Exercise directions: Each line containing the word "your" must be copied from the material below.

Records to process:
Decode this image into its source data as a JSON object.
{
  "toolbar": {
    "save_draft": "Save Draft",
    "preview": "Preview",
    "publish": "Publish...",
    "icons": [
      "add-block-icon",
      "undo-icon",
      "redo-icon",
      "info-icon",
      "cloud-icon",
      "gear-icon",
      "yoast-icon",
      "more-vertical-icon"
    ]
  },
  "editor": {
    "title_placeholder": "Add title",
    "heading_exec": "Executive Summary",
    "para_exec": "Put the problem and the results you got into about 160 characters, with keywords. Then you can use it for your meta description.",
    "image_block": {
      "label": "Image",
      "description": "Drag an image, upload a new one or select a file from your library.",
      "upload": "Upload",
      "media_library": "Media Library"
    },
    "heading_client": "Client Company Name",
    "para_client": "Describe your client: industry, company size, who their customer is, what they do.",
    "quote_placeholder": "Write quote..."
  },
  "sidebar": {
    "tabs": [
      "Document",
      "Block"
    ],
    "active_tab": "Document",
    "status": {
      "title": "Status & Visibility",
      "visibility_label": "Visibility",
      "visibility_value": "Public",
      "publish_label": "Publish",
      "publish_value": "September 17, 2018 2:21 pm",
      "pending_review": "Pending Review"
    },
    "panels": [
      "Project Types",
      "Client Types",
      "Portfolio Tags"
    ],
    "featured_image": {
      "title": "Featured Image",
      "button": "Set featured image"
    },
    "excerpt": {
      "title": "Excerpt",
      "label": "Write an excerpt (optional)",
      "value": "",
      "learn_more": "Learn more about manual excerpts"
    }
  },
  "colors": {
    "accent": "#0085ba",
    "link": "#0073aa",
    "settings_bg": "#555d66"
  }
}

Result:
    "para_exec": "Put the problem and the results you got into about 160 characters, with keywords. Then you can use it for your meta description.",
      "description": "Drag an image, upload a new one or select a file from your library.",
    "para_client": "Describe your client: industry, company size, who their customer is, what they do.",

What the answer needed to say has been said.